Part 6 of a 10-part series previewing the NFL draft and analyzing the Bears’ needs.
For all Ryan Pace’s hits — and misses — in his three seasons as the Bears’ general manager, no position has fared better than defensive line.
Defensive end Akiem Hicks, signed in 2016 and then given a lucrative extension on the eve of last season’s opener, has been Pace’s best get in free agency.
Short of running back Jordan Howard — who Pace stole with a fifth-round pick — perhaps none of his draft selections have been more consistently productive than nose tackle Eddie Goldman, who went No. 39 overall in 2015.
If Pace is able to sign Goldman to a contract extension before the final year of his rookie deal — the Bears are trying — he could have two stellar talents locked up for the next four years, when Hicks’ deal expires.
The Bears, of course, have three starting defensive line positions.
Their interest in drafting someone to develop alongside Hicks and Goldman depends on how vital they view that third spot to be. The Bears typically rotate defensive linemen, lessening the need for an every-down end opposite Hicks, who played about 85 percent of the team’s snaps last year.

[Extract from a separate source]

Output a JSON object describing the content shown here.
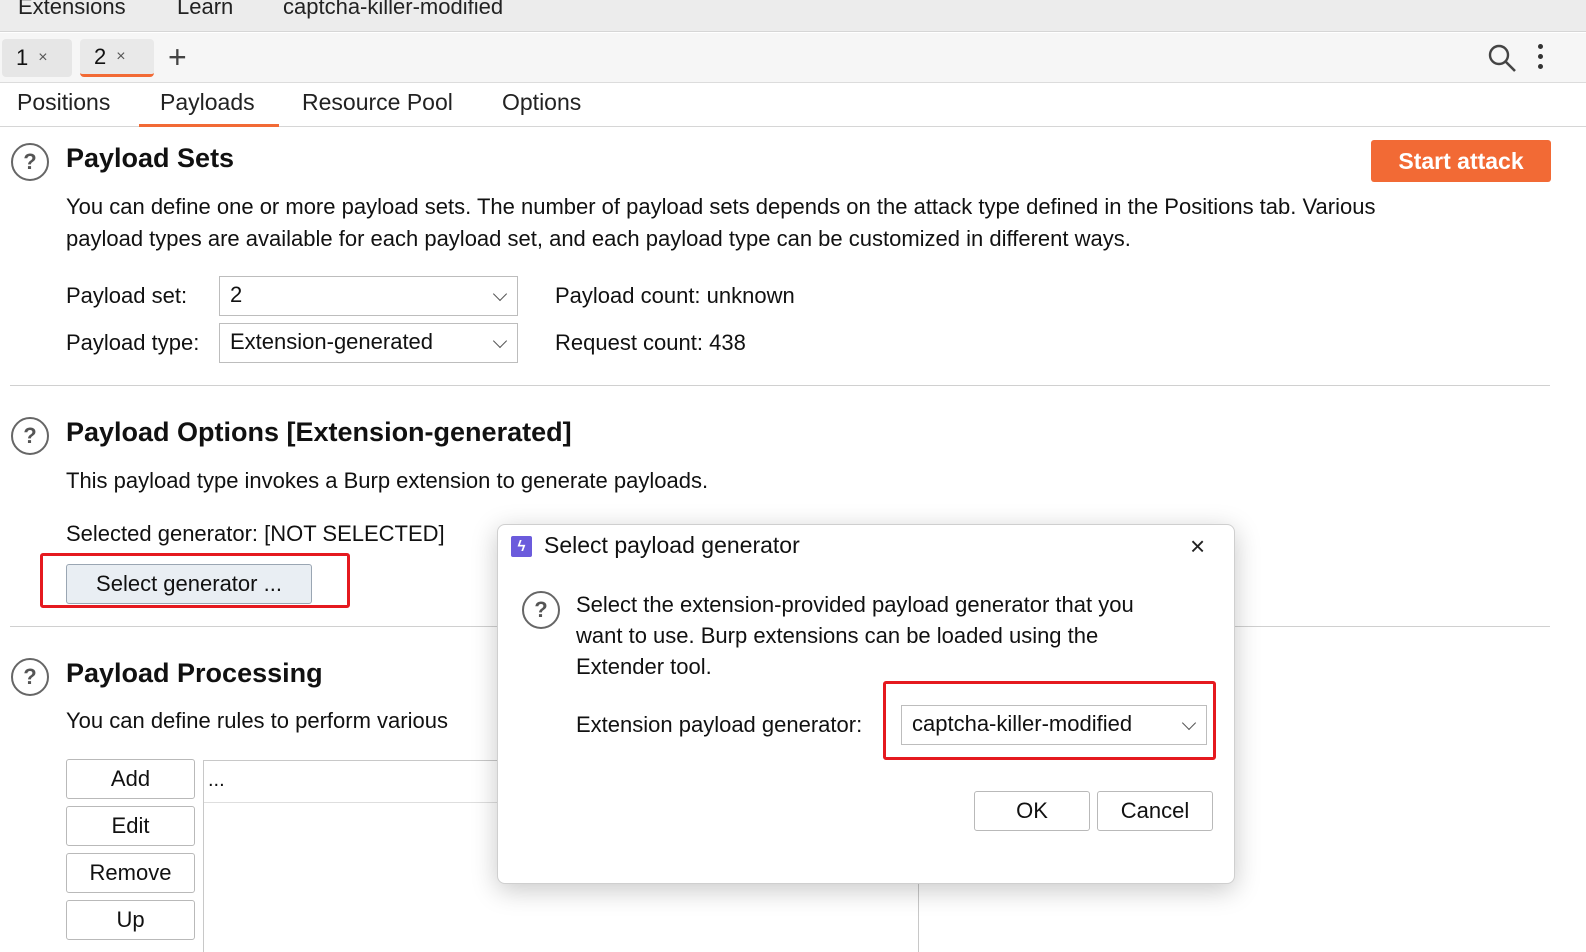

In nickel and dime packages, Bears defensive coordinator Vic Fangio often replaces an end with a linebacker in hopes of creating pass-rush mismatches.
The Bears never settled on an end to start alongside Hicks last year. Jonathan Bullard, who Pace drafted in the third round in 2016, played 40 percent of the Bears’ defensive snaps, veteran Mitch Unrein 37 percent and former undrafted free agent Roy Robertson-Harris 20 percent. At the end of the season, Pace singled out Bullard and Robertson-Harris as players who made significant leaps during the year.

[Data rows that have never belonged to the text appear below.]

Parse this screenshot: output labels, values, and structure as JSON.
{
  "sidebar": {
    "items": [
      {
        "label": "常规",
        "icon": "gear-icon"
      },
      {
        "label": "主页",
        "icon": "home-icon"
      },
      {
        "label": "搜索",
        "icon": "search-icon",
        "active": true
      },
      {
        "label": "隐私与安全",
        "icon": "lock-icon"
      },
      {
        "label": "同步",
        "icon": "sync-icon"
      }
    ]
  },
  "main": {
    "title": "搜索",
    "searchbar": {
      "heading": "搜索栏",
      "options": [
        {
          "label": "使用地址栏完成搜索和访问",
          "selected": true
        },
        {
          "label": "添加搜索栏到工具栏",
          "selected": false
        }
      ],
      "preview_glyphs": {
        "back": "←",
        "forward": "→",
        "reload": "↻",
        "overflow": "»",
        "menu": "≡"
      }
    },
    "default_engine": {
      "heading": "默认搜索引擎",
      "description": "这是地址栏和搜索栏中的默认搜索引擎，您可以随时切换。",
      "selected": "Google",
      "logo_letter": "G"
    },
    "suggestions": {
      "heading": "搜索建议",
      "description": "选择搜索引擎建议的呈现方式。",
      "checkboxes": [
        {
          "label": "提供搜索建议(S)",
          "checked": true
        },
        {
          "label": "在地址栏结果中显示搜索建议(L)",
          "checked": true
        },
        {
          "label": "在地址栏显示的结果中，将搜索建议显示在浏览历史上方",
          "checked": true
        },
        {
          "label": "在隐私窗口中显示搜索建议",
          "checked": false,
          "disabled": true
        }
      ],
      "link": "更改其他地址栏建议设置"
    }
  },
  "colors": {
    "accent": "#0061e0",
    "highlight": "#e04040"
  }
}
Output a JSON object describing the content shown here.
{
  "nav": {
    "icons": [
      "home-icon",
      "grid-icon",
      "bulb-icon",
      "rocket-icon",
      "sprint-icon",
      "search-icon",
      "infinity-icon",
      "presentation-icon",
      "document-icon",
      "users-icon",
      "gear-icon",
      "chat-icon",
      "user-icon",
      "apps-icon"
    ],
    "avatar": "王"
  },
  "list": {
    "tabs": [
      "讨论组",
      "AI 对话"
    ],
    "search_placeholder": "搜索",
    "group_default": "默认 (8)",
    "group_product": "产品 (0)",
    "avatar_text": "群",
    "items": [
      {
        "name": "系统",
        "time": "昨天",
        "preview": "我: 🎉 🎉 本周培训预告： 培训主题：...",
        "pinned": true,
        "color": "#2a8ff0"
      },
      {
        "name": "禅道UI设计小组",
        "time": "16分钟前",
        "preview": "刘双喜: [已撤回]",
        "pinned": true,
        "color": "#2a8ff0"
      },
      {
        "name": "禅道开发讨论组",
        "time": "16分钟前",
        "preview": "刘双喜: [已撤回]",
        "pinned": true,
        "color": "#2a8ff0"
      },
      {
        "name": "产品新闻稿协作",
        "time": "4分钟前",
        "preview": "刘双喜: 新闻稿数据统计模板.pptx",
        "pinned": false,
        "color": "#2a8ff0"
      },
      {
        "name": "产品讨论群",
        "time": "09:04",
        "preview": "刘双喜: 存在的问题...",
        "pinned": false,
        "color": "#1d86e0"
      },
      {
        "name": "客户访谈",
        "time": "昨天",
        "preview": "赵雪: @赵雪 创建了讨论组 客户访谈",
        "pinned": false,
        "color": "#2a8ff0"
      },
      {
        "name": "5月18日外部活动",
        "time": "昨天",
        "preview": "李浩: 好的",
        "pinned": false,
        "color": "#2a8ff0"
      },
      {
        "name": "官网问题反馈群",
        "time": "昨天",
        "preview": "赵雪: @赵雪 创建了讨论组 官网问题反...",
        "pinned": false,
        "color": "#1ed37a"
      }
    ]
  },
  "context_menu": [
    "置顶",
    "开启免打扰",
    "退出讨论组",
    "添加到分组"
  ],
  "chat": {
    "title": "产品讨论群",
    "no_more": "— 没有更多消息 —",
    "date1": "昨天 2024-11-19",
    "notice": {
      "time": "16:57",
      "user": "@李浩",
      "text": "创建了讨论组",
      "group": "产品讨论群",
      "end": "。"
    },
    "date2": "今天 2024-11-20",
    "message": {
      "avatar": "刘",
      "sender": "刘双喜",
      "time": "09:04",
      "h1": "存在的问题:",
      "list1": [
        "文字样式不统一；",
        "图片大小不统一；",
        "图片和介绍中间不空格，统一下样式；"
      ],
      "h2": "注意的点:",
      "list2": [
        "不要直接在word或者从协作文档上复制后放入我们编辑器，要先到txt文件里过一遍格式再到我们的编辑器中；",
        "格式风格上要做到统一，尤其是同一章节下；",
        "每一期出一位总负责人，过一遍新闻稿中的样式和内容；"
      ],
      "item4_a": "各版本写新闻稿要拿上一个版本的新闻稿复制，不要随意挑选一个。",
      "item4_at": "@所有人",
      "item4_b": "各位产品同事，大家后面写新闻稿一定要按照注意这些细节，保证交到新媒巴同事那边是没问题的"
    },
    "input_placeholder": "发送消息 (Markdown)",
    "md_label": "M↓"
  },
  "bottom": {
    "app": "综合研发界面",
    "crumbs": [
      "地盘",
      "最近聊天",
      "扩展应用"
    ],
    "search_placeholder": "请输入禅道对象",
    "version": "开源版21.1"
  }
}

Perhaps as a result, the Bears didn’t add anyone to replace …read more
Source:: Chicago Sun-Times – Sports